For anatomical reasons such as this, pandas were initially classified as bears (Ursidae), but there was for a long time controversy over whether they might more properly belong in the rodent group (Procyonidae). The reason for this is that they appear to share their unusual thumb with red pandas (Ailurus fulgens), which are very rodent-like. If red pandas are rodents, and giant pandas are closely related to red pandas, then giant pandas must be rodents also.
During the mid-1980s, studies of panda chromosomes showed an affinity to bears, but some studies of their haemoglobin did not bear (sorry) this out. Further genetic and other molecular analysis have resolved this, and the giant panda is classified as part of the bear family and only distantly related to the red panda, which is a rodent.
Further support for the 'bear hypothesis' has been derived from fossil evidence. The oldest species of fossil panda is Ailuropoda lufengensis, from around 8,000,000 years ago. Pandas remained small for the next 5,000,000 years. Fossil pandas reached one metre long 600,000 years ago, and a much larger species is also known. These fossils are widespread throughout the Chinese lowlands, and even into modern Burma and Taiwan.

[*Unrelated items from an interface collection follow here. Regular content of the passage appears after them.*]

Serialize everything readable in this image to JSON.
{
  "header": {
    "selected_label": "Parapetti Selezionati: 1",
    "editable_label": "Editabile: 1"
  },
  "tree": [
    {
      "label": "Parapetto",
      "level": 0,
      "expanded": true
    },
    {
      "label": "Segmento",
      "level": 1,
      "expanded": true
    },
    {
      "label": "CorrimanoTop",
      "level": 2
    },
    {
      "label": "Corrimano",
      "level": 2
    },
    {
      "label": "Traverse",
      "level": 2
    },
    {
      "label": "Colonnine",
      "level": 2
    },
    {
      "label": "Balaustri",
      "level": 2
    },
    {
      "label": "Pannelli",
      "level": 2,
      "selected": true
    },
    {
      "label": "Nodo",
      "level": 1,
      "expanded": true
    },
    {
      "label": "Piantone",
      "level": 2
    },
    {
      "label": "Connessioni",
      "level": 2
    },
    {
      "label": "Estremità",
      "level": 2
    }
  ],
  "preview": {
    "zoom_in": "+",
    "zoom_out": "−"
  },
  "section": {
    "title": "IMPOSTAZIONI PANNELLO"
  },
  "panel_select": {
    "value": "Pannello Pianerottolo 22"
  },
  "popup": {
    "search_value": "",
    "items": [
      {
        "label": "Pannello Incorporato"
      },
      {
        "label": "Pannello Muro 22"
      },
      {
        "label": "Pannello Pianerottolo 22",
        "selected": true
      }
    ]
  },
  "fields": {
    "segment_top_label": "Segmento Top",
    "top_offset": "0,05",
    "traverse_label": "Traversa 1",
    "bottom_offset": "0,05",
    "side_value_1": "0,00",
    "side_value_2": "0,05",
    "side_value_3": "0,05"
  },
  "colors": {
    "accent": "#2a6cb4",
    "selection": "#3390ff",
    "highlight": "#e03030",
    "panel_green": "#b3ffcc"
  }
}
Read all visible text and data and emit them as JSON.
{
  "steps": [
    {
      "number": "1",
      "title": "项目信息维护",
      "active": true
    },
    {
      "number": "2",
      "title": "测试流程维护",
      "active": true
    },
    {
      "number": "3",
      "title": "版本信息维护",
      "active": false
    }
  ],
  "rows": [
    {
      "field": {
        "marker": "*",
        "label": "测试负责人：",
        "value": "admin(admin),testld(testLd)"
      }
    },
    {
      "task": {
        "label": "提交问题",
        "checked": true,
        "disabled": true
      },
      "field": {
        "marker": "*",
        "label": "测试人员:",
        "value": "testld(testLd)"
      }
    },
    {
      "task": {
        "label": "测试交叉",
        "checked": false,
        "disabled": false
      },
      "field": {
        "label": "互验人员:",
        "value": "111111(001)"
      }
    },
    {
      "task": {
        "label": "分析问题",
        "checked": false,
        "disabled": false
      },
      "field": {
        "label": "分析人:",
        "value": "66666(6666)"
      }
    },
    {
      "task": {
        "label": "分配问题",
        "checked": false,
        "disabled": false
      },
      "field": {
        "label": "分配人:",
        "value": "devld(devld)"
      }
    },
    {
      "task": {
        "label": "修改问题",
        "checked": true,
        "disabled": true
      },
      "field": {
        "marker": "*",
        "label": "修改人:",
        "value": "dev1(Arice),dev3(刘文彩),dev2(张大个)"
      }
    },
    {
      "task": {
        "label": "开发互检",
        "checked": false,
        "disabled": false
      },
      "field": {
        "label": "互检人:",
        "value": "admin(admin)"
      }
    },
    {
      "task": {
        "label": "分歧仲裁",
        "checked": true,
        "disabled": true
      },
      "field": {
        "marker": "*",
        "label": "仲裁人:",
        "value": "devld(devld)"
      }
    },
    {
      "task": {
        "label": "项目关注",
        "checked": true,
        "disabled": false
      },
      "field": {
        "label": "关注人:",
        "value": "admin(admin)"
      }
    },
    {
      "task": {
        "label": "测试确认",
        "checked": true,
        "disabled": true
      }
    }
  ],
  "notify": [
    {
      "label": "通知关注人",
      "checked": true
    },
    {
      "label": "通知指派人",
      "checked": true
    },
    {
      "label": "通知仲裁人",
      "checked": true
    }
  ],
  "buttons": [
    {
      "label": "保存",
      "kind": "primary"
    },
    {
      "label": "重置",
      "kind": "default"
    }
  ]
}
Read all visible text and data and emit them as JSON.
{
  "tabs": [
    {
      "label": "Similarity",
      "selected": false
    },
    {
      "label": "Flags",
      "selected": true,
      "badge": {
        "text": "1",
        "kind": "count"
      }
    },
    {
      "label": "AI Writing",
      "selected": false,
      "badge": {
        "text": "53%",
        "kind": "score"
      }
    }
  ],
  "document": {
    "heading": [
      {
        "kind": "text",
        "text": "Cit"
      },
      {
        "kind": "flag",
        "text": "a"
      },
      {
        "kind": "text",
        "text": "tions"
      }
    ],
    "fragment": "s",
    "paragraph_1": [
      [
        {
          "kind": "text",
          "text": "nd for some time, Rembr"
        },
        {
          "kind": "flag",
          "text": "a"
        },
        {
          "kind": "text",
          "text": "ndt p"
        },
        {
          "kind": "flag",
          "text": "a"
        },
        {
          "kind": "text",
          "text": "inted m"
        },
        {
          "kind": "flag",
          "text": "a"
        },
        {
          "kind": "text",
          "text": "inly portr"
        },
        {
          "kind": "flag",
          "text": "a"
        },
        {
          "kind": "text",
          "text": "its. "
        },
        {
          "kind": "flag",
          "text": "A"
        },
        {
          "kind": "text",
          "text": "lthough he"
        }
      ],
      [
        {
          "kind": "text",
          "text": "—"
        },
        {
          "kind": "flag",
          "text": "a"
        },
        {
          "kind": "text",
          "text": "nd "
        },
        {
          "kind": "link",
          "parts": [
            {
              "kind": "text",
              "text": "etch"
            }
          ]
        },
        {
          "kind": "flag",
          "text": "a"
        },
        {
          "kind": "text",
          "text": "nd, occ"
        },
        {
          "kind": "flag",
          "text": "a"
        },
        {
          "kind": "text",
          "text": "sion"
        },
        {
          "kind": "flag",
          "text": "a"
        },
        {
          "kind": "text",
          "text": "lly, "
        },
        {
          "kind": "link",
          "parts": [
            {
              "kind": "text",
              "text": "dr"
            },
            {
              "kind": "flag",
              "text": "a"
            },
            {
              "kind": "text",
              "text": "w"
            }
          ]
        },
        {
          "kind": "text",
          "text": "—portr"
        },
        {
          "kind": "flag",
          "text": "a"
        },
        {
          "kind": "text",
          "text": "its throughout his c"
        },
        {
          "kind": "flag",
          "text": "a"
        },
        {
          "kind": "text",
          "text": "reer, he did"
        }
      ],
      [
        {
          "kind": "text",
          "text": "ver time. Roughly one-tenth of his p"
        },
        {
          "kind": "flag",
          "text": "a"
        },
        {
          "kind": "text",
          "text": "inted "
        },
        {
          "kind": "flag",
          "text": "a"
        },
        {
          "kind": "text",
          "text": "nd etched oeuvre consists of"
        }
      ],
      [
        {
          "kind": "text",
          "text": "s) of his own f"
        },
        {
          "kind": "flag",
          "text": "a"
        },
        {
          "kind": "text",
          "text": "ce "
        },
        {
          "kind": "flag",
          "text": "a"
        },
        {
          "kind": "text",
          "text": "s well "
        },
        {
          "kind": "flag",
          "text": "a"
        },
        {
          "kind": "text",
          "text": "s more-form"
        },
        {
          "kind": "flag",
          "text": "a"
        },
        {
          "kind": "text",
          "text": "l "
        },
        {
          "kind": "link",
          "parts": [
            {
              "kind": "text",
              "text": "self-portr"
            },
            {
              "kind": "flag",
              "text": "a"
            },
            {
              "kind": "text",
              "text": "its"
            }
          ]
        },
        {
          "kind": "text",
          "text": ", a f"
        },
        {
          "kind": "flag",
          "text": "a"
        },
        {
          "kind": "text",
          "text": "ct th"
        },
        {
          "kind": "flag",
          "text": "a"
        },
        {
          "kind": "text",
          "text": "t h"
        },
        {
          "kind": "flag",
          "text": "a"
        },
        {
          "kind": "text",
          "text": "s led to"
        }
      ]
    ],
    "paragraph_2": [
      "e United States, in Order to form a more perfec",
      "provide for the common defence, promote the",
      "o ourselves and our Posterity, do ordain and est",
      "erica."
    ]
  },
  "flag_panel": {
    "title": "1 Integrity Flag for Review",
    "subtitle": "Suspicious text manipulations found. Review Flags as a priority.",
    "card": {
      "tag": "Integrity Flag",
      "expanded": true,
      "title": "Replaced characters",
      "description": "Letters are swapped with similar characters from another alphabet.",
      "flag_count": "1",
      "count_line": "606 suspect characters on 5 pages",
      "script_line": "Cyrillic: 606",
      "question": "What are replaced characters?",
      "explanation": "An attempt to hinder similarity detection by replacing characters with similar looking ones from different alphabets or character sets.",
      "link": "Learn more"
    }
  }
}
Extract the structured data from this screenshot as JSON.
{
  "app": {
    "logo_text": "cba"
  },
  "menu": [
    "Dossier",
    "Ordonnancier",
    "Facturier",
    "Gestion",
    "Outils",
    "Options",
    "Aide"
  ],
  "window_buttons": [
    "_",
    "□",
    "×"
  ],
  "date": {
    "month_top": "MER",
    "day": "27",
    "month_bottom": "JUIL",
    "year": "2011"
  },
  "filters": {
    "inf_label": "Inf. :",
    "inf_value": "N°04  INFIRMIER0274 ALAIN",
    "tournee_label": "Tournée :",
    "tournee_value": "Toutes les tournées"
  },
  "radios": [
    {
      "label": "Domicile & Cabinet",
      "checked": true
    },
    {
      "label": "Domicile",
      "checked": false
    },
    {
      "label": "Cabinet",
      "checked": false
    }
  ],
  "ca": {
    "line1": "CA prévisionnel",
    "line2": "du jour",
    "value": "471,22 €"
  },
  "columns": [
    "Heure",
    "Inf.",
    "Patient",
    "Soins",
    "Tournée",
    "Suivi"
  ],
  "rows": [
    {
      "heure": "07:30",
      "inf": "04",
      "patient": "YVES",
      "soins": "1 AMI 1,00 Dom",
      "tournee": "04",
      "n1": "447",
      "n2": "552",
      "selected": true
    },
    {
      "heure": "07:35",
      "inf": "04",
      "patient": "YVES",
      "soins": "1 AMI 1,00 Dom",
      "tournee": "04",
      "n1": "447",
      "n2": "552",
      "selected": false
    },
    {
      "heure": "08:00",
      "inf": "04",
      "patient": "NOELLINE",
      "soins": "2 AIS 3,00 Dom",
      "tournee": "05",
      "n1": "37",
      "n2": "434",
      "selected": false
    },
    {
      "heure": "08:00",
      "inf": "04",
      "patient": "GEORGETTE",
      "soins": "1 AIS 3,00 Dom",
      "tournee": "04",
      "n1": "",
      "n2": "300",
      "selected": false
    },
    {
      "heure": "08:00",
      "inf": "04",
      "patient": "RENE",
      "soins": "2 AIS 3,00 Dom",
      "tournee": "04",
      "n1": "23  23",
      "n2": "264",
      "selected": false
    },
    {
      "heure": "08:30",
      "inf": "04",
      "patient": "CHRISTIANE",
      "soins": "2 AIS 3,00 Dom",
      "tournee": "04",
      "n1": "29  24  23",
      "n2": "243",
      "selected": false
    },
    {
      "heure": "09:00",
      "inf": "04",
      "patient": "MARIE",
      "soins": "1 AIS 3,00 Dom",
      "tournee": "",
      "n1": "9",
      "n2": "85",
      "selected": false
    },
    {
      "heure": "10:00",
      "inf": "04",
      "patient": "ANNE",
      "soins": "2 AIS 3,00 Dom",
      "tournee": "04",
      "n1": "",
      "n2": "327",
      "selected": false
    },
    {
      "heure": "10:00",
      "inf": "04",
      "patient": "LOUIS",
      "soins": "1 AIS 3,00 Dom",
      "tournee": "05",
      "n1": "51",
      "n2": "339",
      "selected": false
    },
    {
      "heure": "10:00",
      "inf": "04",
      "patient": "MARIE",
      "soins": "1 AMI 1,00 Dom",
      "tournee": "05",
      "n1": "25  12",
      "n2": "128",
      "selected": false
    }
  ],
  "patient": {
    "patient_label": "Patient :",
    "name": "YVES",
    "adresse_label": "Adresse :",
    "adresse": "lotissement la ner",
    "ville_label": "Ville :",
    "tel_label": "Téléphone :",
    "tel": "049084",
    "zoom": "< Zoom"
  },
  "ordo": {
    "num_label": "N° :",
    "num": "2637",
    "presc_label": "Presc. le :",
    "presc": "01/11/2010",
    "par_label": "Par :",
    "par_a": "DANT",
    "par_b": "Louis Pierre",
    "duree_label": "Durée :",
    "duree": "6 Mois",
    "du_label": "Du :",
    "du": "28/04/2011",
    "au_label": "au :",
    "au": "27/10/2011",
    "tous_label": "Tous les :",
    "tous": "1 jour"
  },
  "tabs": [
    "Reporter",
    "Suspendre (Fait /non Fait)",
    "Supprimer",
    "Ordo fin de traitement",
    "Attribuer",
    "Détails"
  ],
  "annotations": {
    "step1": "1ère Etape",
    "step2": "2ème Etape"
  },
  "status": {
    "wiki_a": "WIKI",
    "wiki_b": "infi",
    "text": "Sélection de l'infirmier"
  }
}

More recently, the discovery of the fossil red panda ancestor Simocyon batalleri shows a transitional form of the 'other panda's thumb'. This makes it even more notable that both giant pandas and red pandas have the same 'thumb'. There are also differences in the musculature between the two. There is no longer any doubt that this is one of the most striking cases of convergent evolution we know of.